--- Action item ---
Only an exact copy of the records below will serve as the answer.

Excerpts from an interface dataset
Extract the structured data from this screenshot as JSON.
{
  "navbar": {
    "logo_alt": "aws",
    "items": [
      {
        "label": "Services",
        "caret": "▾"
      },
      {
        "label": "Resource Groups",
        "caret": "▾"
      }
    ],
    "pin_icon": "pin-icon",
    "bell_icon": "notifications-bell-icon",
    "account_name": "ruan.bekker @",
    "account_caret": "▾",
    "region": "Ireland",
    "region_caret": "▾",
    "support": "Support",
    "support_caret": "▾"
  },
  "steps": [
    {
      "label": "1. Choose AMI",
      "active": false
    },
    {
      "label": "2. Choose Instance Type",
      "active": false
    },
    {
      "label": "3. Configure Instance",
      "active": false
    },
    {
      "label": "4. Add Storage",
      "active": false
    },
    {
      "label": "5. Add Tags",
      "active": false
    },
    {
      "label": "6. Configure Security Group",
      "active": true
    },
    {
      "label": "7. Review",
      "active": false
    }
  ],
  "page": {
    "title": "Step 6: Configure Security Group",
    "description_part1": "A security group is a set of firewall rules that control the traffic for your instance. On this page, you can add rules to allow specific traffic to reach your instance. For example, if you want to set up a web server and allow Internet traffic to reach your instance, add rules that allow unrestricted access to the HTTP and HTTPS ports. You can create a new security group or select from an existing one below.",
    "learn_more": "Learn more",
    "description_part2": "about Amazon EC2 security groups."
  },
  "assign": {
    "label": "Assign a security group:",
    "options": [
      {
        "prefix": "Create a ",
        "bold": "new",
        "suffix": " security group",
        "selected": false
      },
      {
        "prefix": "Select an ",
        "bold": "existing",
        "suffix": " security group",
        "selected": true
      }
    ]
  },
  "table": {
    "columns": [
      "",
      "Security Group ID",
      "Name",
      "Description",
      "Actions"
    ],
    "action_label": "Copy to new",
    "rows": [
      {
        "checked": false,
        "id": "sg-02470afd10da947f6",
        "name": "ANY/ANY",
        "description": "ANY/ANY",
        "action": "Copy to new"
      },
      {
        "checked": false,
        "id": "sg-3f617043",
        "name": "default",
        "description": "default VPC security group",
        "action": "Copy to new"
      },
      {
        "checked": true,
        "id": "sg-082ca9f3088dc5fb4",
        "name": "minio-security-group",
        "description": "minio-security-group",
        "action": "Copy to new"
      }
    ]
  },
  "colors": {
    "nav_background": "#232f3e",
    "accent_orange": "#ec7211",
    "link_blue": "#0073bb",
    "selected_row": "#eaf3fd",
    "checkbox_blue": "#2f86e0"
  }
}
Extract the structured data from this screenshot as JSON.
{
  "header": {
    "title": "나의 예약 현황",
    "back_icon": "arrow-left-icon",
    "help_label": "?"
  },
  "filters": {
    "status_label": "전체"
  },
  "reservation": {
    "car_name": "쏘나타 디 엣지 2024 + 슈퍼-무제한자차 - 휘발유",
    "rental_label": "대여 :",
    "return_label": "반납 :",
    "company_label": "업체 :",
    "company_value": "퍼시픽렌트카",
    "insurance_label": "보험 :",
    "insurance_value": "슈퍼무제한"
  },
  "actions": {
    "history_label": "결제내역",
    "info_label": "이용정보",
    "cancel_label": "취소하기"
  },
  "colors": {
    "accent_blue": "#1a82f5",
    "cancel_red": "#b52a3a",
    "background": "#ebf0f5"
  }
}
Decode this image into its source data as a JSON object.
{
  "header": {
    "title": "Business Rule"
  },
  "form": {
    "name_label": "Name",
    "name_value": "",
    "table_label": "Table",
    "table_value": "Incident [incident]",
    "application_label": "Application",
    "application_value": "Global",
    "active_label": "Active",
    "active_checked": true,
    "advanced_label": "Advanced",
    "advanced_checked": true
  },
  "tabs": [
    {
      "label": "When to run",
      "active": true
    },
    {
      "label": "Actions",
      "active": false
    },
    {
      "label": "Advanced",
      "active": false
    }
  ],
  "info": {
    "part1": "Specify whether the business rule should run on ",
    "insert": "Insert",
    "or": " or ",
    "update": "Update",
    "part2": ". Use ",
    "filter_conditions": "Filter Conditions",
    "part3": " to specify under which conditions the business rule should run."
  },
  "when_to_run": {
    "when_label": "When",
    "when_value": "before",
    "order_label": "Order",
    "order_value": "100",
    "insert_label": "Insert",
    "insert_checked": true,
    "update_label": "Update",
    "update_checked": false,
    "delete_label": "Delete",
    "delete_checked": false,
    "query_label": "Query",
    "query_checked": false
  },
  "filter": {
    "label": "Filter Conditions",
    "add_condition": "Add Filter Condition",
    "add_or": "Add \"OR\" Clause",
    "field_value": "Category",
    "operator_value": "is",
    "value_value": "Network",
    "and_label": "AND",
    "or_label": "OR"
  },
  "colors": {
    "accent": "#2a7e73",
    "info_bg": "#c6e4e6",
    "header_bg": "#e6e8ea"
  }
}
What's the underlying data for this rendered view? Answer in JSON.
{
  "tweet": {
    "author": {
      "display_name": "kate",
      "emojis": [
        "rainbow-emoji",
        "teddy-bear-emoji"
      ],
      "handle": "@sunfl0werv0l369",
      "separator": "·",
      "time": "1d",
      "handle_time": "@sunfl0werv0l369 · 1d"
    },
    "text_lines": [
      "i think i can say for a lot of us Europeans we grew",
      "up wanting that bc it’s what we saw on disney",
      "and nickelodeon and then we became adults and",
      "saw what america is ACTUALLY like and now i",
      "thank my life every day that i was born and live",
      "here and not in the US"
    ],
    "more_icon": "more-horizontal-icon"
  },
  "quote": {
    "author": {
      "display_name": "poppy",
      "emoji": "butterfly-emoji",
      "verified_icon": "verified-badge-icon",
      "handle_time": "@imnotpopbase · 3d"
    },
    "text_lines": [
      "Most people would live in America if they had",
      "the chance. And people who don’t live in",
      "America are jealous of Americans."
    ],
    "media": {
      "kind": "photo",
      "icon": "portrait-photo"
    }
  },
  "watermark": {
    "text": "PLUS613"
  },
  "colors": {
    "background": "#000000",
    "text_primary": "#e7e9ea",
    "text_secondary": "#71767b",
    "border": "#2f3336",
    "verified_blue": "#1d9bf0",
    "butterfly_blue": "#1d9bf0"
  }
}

--- Answer for this exercise ---
Extract the structured data from this screenshot as JSON.
{
  "navbar": {
    "logo_alt": "aws",
    "items": [
      {
        "label": "Services",
        "caret": "▾"
      },
      {
        "label": "Resource Groups",
        "caret": "▾"
      }
    ],
    "pin_icon": "pin-icon",
    "bell_icon": "notifications-bell-icon",
    "account_name": "ruan.bekker @",
    "account_caret": "▾",
    "region": "Ireland",
    "region_caret": "▾",
    "support": "Support",
    "support_caret": "▾"
  },
  "steps": [
    {
      "label": "1. Choose AMI",
      "active": false
    },
    {
      "label": "2. Choose Instance Type",
      "active": false
    },
    {
      "label": "3. Configure Instance",
      "active": false
    },
    {
      "label": "4. Add Storage",
      "active": false
    },
    {
      "label": "5. Add Tags",
      "active": false
    },
    {
      "label": "6. Configure Security Group",
      "active": true
    },
    {
      "label": "7. Review",
      "active": false
    }
  ],
  "page": {
    "title": "Step 6: Configure Security Group",
    "description_part1": "A security group is a set of firewall rules that control the traffic for your instance. On this page, you can add rules to allow specific traffic to reach your instance. For example, if you want to set up a web server and allow Internet traffic to reach your instance, add rules that allow unrestricted access to the HTTP and HTTPS ports. You can create a new security group or select from an existing one below.",
    "learn_more": "Learn more",
    "description_part2": "about Amazon EC2 security groups."
  },
  "assign": {
    "label": "Assign a security group:",
    "options": [
      {
        "prefix": "Create a ",
        "bold": "new",
        "suffix": " security group",
        "selected": false
      },
      {
        "prefix": "Select an ",
        "bold": "existing",
        "suffix": " security group",
        "selected": true
      }
    ]
  },
  "table": {
    "columns": [
      "",
      "Security Group ID",
      "Name",
      "Description",
      "Actions"
    ],
    "action_label": "Copy to new",
    "rows": [
      {
        "checked": false,
        "id": "sg-02470afd10da947f6",
        "name": "ANY/ANY",
        "description": "ANY/ANY",
        "action": "Copy to new"
      },
      {
        "checked": false,
        "id": "sg-3f617043",
        "name": "default",
        "description": "default VPC security group",
        "action": "Copy to new"
      },
      {
        "checked": true,
        "id": "sg-082ca9f3088dc5fb4",
        "name": "minio-security-group",
        "description": "minio-security-group",
        "action": "Copy to new"
      }
    ]
  },
  "colors": {
    "nav_background": "#232f3e",
    "accent_orange": "#ec7211",
    "link_blue": "#0073bb",
    "selected_row": "#eaf3fd",
    "checkbox_blue": "#2f86e0"
  }
}
Extract the structured data from this screenshot as JSON.
{
  "header": {
    "title": "나의 예약 현황",
    "back_icon": "arrow-left-icon",
    "help_label": "?"
  },
  "filters": {
    "status_label": "전체"
  },
  "reservation": {
    "car_name": "쏘나타 디 엣지 2024 + 슈퍼-무제한자차 - 휘발유",
    "rental_label": "대여 :",
    "return_label": "반납 :",
    "company_label": "업체 :",
    "company_value": "퍼시픽렌트카",
    "insurance_label": "보험 :",
    "insurance_value": "슈퍼무제한"
  },
  "actions": {
    "history_label": "결제내역",
    "info_label": "이용정보",
    "cancel_label": "취소하기"
  },
  "colors": {
    "accent_blue": "#1a82f5",
    "cancel_red": "#b52a3a",
    "background": "#ebf0f5"
  }
}
Decode this image into its source data as a JSON object.
{
  "header": {
    "title": "Business Rule"
  },
  "form": {
    "name_label": "Name",
    "name_value": "",
    "table_label": "Table",
    "table_value": "Incident [incident]",
    "application_label": "Application",
    "application_value": "Global",
    "active_label": "Active",
    "active_checked": true,
    "advanced_label": "Advanced",
    "advanced_checked": true
  },
  "tabs": [
    {
      "label": "When to run",
      "active": true
    },
    {
      "label": "Actions",
      "active": false
    },
    {
      "label": "Advanced",
      "active": false
    }
  ],
  "info": {
    "part1": "Specify whether the business rule should run on ",
    "insert": "Insert",
    "or": " or ",
    "update": "Update",
    "part2": ". Use ",
    "filter_conditions": "Filter Conditions",
    "part3": " to specify under which conditions the business rule should run."
  },
  "when_to_run": {
    "when_label": "When",
    "when_value": "before",
    "order_label": "Order",
    "order_value": "100",
    "insert_label": "Insert",
    "insert_checked": true,
    "update_label": "Update",
    "update_checked": false,
    "delete_label": "Delete",
    "delete_checked": false,
    "query_label": "Query",
    "query_checked": false
  },
  "filter": {
    "label": "Filter Conditions",
    "add_condition": "Add Filter Condition",
    "add_or": "Add \"OR\" Clause",
    "field_value": "Category",
    "operator_value": "is",
    "value_value": "Network",
    "and_label": "AND",
    "or_label": "OR"
  },
  "colors": {
    "accent": "#2a7e73",
    "info_bg": "#c6e4e6",
    "header_bg": "#e6e8ea"
  }
}
What's the underlying data for this rendered view? Answer in JSON.
{
  "tweet": {
    "author": {
      "display_name": "kate",
      "emojis": [
        "rainbow-emoji",
        "teddy-bear-emoji"
      ],
      "handle": "@sunfl0werv0l369",
      "separator": "·",
      "time": "1d",
      "handle_time": "@sunfl0werv0l369 · 1d"
    },
    "text_lines": [
      "i think i can say for a lot of us Europeans we grew",
      "up wanting that bc it’s what we saw on disney",
      "and nickelodeon and then we became adults and",
      "saw what america is ACTUALLY like and now i",
      "thank my life every day that i was born and live",
      "here and not in the US"
    ],
    "more_icon": "more-horizontal-icon"
  },
  "quote": {
    "author": {
      "display_name": "poppy",
      "emoji": "butterfly-emoji",
      "verified_icon": "verified-badge-icon",
      "handle_time": "@imnotpopbase · 3d"
    },
    "text_lines": [
      "Most people would live in America if they had",
      "the chance. And people who don’t live in",
      "America are jealous of Americans."
    ],
    "media": {
      "kind": "photo",
      "icon": "portrait-photo"
    }
  },
  "watermark": {
    "text": "PLUS613"
  },
  "colors": {
    "background": "#000000",
    "text_primary": "#e7e9ea",
    "text_secondary": "#71767b",
    "border": "#2f3336",
    "verified_blue": "#1d9bf0",
    "butterfly_blue": "#1d9bf0"
  }
}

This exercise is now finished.